TO DO ▸ In the records that come next, find every line with "glyph". Return those lines.

== TASK DATA

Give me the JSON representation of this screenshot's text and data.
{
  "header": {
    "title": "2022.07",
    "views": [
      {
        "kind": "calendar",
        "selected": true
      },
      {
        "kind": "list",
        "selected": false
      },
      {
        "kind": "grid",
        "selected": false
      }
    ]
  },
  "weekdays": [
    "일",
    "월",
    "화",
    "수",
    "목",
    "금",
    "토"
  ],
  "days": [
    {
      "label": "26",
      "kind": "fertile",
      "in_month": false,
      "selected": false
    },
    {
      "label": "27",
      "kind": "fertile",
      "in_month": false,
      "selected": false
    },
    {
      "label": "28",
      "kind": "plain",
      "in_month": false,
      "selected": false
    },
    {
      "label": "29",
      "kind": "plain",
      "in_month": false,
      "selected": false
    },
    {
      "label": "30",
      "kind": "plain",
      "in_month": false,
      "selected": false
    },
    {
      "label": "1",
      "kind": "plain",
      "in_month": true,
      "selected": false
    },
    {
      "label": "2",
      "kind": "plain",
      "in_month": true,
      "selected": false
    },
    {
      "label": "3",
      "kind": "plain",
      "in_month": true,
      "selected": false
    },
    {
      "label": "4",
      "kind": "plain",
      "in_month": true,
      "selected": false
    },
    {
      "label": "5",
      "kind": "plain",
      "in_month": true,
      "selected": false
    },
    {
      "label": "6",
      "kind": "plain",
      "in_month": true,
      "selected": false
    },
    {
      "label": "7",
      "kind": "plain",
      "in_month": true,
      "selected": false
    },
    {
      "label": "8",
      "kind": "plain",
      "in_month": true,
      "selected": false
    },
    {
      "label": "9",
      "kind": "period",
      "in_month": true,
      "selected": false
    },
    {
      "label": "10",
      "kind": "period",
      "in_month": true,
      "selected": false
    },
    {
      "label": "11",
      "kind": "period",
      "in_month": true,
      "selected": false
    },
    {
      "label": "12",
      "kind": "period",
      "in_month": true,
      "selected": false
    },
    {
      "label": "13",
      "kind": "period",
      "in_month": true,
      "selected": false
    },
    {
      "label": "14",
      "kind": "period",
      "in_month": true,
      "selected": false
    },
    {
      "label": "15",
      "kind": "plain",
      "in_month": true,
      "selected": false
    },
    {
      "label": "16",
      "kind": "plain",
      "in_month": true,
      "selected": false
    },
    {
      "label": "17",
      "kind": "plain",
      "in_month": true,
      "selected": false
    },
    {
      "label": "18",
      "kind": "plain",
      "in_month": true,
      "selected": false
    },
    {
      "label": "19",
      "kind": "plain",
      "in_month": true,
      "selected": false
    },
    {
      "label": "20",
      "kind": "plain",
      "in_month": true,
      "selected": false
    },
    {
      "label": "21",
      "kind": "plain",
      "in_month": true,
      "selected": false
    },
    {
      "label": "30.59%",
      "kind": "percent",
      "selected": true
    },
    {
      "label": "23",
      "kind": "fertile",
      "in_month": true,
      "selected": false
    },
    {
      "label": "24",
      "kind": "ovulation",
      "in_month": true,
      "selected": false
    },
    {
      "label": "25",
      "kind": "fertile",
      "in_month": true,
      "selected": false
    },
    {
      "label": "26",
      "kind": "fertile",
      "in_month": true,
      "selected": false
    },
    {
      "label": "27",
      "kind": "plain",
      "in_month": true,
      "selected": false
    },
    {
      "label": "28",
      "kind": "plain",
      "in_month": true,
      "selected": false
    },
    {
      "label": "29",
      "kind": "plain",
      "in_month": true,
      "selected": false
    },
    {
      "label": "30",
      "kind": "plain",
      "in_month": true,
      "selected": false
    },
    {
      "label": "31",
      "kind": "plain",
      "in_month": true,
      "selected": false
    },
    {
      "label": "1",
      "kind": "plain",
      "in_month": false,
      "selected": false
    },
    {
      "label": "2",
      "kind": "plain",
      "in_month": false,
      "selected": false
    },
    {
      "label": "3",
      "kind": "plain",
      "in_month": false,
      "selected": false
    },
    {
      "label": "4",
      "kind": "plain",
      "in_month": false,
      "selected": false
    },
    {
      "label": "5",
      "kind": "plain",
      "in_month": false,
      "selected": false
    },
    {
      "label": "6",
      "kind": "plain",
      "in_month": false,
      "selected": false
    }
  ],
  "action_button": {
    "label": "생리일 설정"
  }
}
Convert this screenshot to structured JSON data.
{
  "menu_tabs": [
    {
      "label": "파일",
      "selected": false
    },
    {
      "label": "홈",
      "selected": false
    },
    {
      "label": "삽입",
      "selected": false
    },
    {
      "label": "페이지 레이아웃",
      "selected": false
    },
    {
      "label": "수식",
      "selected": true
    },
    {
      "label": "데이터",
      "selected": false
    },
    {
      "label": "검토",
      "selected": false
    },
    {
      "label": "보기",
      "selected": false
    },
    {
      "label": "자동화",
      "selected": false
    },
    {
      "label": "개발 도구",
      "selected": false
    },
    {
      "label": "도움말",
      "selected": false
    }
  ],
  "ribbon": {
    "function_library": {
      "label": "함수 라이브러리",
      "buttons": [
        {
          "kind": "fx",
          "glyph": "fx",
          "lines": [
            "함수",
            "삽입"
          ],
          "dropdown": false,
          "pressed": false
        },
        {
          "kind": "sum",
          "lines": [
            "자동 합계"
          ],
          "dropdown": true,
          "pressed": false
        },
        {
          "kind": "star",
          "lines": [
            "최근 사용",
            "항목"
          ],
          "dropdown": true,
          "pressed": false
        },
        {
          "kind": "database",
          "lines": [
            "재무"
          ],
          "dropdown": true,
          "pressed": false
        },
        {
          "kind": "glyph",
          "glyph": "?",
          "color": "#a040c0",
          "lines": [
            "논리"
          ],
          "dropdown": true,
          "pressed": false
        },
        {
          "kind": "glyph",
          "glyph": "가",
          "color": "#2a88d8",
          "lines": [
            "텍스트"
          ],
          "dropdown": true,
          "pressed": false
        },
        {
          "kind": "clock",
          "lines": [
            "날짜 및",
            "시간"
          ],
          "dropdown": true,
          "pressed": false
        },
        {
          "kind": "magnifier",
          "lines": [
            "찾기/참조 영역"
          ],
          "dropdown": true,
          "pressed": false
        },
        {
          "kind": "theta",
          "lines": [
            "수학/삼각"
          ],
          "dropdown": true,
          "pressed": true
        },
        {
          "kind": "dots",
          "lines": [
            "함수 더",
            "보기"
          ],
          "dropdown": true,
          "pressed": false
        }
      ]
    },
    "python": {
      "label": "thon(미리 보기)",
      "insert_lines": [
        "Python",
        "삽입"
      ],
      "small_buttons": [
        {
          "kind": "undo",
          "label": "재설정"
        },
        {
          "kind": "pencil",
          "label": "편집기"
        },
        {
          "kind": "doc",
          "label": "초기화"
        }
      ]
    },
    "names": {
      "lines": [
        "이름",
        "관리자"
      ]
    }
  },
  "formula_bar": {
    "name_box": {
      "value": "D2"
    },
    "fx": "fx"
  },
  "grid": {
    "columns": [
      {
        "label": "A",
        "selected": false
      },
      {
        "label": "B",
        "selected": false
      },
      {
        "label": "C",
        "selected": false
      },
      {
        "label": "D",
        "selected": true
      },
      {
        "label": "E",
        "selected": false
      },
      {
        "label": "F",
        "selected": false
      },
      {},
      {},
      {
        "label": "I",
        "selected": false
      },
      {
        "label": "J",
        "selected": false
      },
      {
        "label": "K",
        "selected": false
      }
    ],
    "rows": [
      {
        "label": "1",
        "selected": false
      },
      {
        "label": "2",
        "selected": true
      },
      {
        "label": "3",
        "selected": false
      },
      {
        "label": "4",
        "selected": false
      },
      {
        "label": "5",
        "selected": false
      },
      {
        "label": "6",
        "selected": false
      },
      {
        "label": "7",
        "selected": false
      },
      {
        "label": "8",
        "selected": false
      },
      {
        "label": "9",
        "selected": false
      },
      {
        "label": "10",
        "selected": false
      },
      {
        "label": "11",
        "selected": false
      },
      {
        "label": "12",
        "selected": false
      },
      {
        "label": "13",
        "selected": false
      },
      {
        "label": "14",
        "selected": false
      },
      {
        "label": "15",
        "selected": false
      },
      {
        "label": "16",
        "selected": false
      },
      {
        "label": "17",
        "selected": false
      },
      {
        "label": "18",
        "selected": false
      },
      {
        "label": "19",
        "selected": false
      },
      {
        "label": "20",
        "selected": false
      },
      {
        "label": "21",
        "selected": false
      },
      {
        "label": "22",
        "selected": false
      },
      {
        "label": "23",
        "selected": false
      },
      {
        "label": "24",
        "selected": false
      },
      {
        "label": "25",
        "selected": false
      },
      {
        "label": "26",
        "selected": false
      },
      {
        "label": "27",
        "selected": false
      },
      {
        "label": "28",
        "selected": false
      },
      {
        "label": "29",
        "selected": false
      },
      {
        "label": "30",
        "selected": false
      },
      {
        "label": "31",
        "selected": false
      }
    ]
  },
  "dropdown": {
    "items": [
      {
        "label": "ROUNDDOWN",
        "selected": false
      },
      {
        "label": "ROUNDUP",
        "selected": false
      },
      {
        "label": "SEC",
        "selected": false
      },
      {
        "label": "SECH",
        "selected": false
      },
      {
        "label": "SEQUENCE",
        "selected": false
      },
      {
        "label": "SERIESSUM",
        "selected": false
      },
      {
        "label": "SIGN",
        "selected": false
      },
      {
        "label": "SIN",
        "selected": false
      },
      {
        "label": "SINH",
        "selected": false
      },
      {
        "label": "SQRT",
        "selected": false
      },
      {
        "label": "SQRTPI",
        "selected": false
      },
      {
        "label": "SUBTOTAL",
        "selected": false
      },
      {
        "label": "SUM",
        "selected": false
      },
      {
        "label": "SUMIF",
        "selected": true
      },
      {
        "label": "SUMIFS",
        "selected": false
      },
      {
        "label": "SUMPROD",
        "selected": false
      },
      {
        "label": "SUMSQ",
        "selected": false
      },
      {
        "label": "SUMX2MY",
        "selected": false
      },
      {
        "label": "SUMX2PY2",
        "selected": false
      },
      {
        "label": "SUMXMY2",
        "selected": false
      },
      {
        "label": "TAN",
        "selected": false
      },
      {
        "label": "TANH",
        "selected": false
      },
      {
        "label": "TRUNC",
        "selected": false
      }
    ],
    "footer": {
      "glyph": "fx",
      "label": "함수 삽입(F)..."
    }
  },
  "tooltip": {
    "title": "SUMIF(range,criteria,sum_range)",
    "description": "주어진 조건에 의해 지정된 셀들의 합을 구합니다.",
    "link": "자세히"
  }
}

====

PROBLEM SOLUTION ▸
          "glyph": "fx",
          "kind": "glyph",
          "glyph": "?",
          "kind": "glyph",
          "glyph": "가",
      "glyph": "fx",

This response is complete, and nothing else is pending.